As a former naval officer who volunteered in wartime, I am appalled by Michael Kelly's attack on Republican Tom DeLay, the House majority whip, and, by inference, on all other members of Congress who believe, as I do, that this is Bill Clinton's war ["Comforting Milosevic," op-ed, May 19]. This, Kelly says, is "giving aid and comfort to the Yugoslavian war aims." His words smack of an accusation of treason.

Contrast Clinton with President Bush, an experienced Navy veteran who obtained approval from the United Nations, the House and the Senate after extensive debate, and who had made five months of careful preparation before going to war against Iraq. America and its allies had a dramatic success. Having zero military experience, Bill Clinton ordered bombing of Yugoslavia to begin March 24 with no such approval from the United Nations or Congress and with hardly any strategy for winning the unjust war he alone created. Of course, NATO is just a fig leaf for Clinton's "Wag the Dog" scenario, since well over 95 percent of the airplanes and missiles are American. Yugoslavia did not threaten the United States, NATO or any U.S. ally.

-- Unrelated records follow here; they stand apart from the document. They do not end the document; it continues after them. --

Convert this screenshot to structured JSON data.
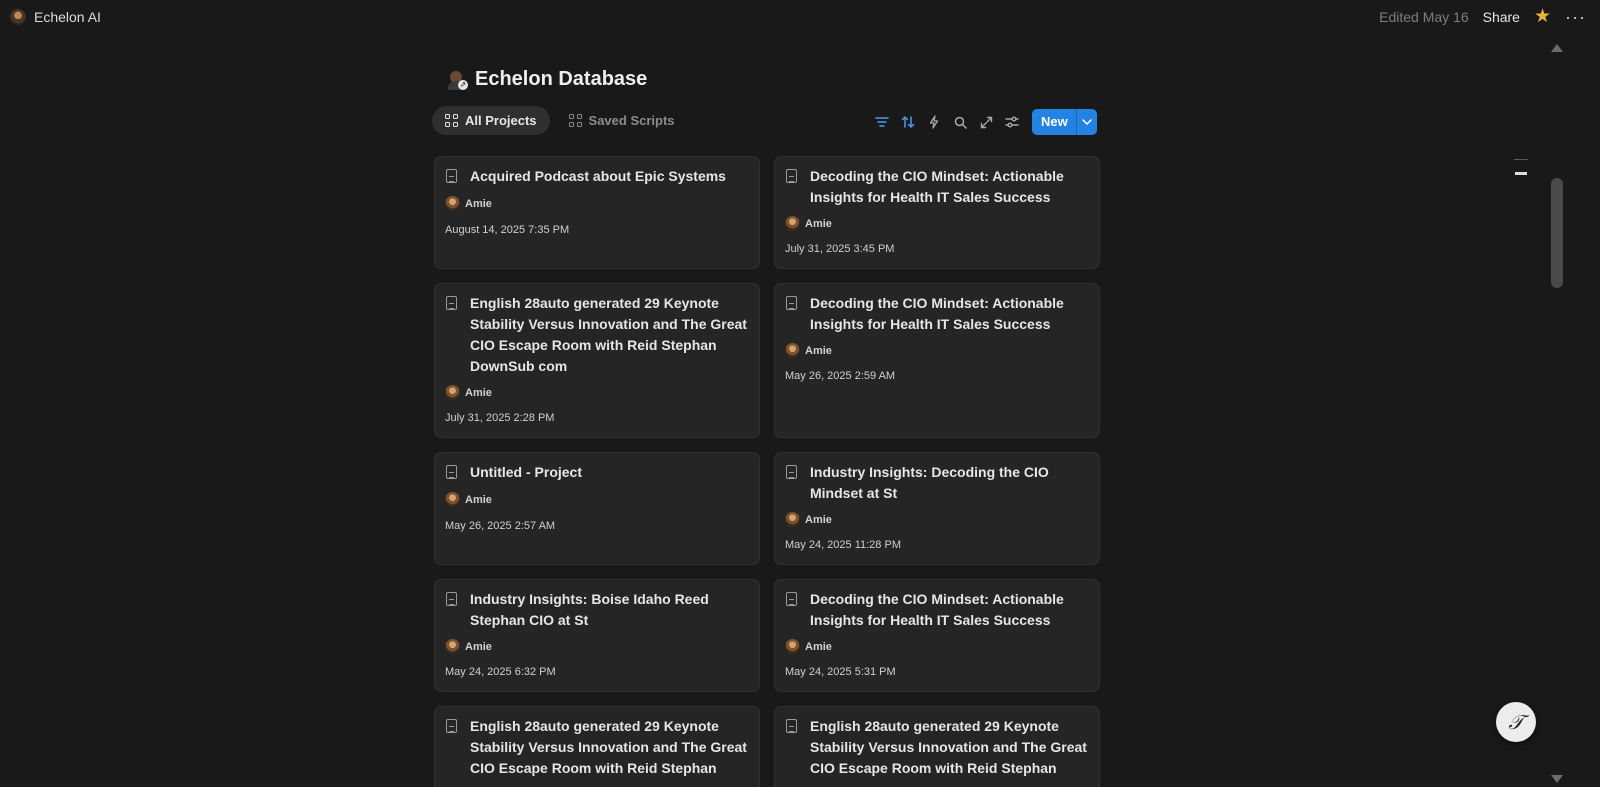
{
  "topbar": {
    "workspace_name": "Echelon AI",
    "edited": "Edited May 16",
    "share_label": "Share",
    "star_icon": "★",
    "more_icon": "···"
  },
  "page": {
    "title": "Echelon Database"
  },
  "tabs": [
    {
      "label": "All Projects",
      "active": true
    },
    {
      "label": "Saved Scripts",
      "active": false
    }
  ],
  "toolbar": {
    "new_label": "New",
    "accent_color": "#2383e2"
  },
  "cards": [
    {
      "title": "Acquired Podcast about Epic Systems",
      "person": "Amie",
      "date": "August 14, 2025 7:35 PM"
    },
    {
      "title": "Decoding the CIO Mindset: Actionable Insights for Health IT Sales Success",
      "person": "Amie",
      "date": "July 31, 2025 3:45 PM"
    },
    {
      "title": "English 28auto generated 29 Keynote Stability Versus Innovation and The Great CIO Escape Room with Reid Stephan DownSub com",
      "person": "Amie",
      "date": "July 31, 2025 2:28 PM"
    },
    {
      "title": "Decoding the CIO Mindset: Actionable Insights for Health IT Sales Success",
      "person": "Amie",
      "date": "May 26, 2025 2:59 AM"
    },
    {
      "title": "Untitled - Project",
      "person": "Amie",
      "date": "May 26, 2025 2:57 AM"
    },
    {
      "title": "Industry Insights: Decoding the CIO Mindset at St",
      "person": "Amie",
      "date": "May 24, 2025 11:28 PM"
    },
    {
      "title": "Industry Insights: Boise Idaho Reed Stephan CIO at St",
      "person": "Amie",
      "date": "May 24, 2025 6:32 PM"
    },
    {
      "title": "Decoding the CIO Mindset: Actionable Insights for Health IT Sales Success",
      "person": "Amie",
      "date": "May 24, 2025 5:31 PM"
    },
    {
      "title": "English 28auto generated 29 Keynote Stability Versus Innovation and The Great CIO Escape Room with Reid Stephan",
      "person": "",
      "date": ""
    },
    {
      "title": "English 28auto generated 29 Keynote Stability Versus Innovation and The Great CIO Escape Room with Reid Stephan",
      "person": "",
      "date": ""
    }
  ],
  "help_icon": "𝒯"
}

The cost of the war, more than $10 billion and rising, could have built hundreds of badly needed high schools of science and technology at home. When this physicist demonstrated twice outside the old Executive Office Building near the White House, not one person objected to my sign and my shouts, "Stop the Bombing! Stop the War!" On the contrary, many smiled and gave a thumbs up. Nothing should restrain DeLay, Curt Weldon, Trent Lott or any member of Congress from criticizing Clinton's stupid war.

-- Howard David Greyber

Michael Kelly soundly suggests that members of Congress should support the nation. But he incorrectly identifies the nation with President Clinton. He also confuses the interests of NATO with the interests of the United States.

Because Congress has never authorized military strikes against Yugoslavia, it is not our war from the legal standpoint. Nor does it have to be such from the moral perspective, since it would be our moral duty as U.S. citizens to oppose any objectionable policy of our government, should the latter become corrupt.

The absurdity of Kelly's idea of nationhood becomes obvious when it is applied to Yugoslavia. Should Yugoslav citizens support their government's actions in Kosovo in the name of nationhood?

The war in Kosovo is not our war, and I hope it never becomes ours.

-- Vadim Klishko